Third, despite the relative peace in the South China Sea, the possibility of new crises in the second half of the year cannot be excluded. At the end of May, the US military held its first “freedom of navigation operation” against China since the Trump administration assumed office. Rather than a simple “innocent passage”, it featured a so-called “personnel rescue drill” within 12 nautical miles of China’s Meiji Reef. The South China Sea was the main topic during the recent meeting between Trump and Vietnamese Prime Minister Nguyen Xuan Phuc when the latter visited the US. That Trump has appointed his deputy national security adviser KT McFarland as US ambassador to Singapore has been read as a sign that the US wants to strengthen its Southeast Asia position. Trump is to visit Vietnam and the Philippines in November. If the US wants to prepare public opinion for Trump’s Asia visit by making troubles regarding the South China Sea, this will become a new crisis for China-US relations.
Since there has been more “good news” than “bad news” in China-US relations since the inception of the Trump administration, the international community has given a sigh of relief. The Chinese strategy for coping with the “Trump shock” — establishing effective channels of communication, prudently dealing with “provocations”, actively formulating an “agenda of cooperation” — has been very successful. The Communist Party of China will hold its 19th National Congress later this year, and Chinese leaders will want to see stable and positive China-US relations.
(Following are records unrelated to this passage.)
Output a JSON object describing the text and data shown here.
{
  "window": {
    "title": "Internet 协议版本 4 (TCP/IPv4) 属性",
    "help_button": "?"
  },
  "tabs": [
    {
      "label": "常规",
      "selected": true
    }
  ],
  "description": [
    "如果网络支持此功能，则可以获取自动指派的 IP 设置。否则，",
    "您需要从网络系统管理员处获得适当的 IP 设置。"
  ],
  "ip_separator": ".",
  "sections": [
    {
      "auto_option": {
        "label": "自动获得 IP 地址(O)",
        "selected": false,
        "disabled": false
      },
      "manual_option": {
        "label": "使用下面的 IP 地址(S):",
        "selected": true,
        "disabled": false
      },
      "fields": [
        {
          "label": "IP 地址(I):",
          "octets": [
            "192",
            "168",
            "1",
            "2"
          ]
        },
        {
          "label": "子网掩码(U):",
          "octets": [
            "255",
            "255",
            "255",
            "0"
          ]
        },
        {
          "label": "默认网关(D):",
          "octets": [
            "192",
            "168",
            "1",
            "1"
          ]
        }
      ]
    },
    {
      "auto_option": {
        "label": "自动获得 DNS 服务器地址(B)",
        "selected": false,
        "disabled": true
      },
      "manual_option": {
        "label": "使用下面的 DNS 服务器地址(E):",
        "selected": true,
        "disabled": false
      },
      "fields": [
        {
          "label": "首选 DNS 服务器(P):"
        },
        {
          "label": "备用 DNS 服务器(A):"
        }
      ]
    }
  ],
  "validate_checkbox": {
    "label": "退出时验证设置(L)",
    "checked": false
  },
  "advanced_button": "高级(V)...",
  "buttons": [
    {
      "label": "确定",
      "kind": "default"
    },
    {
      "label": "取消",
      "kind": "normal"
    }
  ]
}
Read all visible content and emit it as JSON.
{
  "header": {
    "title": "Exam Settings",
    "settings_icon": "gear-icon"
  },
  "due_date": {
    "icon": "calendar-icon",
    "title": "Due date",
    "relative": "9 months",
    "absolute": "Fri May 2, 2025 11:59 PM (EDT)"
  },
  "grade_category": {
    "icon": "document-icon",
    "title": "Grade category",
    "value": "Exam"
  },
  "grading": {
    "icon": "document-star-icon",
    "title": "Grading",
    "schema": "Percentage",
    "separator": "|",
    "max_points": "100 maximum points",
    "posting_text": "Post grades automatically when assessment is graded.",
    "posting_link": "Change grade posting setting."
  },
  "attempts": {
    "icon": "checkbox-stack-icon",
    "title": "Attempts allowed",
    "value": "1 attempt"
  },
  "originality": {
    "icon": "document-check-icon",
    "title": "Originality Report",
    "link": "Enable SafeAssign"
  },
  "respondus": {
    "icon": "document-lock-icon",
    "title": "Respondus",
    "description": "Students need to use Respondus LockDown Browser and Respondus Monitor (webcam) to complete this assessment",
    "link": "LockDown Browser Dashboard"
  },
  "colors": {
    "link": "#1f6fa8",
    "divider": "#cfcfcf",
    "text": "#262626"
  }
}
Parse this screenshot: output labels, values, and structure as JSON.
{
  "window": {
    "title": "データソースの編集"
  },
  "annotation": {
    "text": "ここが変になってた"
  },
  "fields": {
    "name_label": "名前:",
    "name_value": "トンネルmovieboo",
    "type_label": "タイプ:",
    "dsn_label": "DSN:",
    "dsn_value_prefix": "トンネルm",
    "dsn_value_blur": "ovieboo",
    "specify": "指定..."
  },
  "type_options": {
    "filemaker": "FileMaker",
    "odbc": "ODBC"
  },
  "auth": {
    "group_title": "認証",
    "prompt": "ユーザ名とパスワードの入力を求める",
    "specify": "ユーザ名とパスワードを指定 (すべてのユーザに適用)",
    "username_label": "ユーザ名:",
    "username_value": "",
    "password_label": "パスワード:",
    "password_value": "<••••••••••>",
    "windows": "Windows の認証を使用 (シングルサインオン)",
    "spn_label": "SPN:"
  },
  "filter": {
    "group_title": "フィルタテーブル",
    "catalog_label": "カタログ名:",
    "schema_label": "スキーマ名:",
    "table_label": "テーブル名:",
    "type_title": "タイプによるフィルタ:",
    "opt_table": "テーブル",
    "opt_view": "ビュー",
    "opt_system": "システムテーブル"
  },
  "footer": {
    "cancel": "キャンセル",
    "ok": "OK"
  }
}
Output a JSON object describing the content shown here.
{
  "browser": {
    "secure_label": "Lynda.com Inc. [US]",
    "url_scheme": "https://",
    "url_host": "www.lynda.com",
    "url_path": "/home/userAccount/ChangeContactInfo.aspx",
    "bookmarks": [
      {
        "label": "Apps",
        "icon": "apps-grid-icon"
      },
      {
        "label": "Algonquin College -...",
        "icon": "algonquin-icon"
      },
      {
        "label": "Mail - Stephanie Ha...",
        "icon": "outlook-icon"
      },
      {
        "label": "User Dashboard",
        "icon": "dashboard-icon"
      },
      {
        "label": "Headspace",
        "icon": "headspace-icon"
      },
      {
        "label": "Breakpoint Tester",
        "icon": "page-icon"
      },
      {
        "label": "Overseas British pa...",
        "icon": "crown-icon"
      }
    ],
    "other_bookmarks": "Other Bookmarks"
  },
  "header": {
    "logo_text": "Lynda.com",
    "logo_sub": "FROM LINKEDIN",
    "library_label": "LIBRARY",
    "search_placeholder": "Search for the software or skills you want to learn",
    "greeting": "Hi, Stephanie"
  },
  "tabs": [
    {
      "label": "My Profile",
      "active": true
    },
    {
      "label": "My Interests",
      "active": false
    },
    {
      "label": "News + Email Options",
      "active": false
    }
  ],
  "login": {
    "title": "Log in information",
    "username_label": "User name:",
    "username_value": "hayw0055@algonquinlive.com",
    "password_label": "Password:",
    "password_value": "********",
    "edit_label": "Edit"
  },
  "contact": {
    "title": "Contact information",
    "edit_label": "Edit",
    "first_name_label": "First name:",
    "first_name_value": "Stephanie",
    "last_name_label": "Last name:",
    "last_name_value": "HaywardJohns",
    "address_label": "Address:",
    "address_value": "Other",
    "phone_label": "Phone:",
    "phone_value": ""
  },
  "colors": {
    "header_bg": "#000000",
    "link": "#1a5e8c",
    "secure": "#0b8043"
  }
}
The Trump administration has also realized that “the road to Making America Great Again runs through Beijing”.(Michael Pillsbury, “The Road to Making America Great Again Runs Through Beijing: Emerging Chinese Views of Donald Trump,” Hudson Institute, January 13, 2017). In a world full of turbulence, violence and uncertainty, China and the US need to meet each other halfway, and come up with more “strategic reassurance” for people of both countries as well as the international community.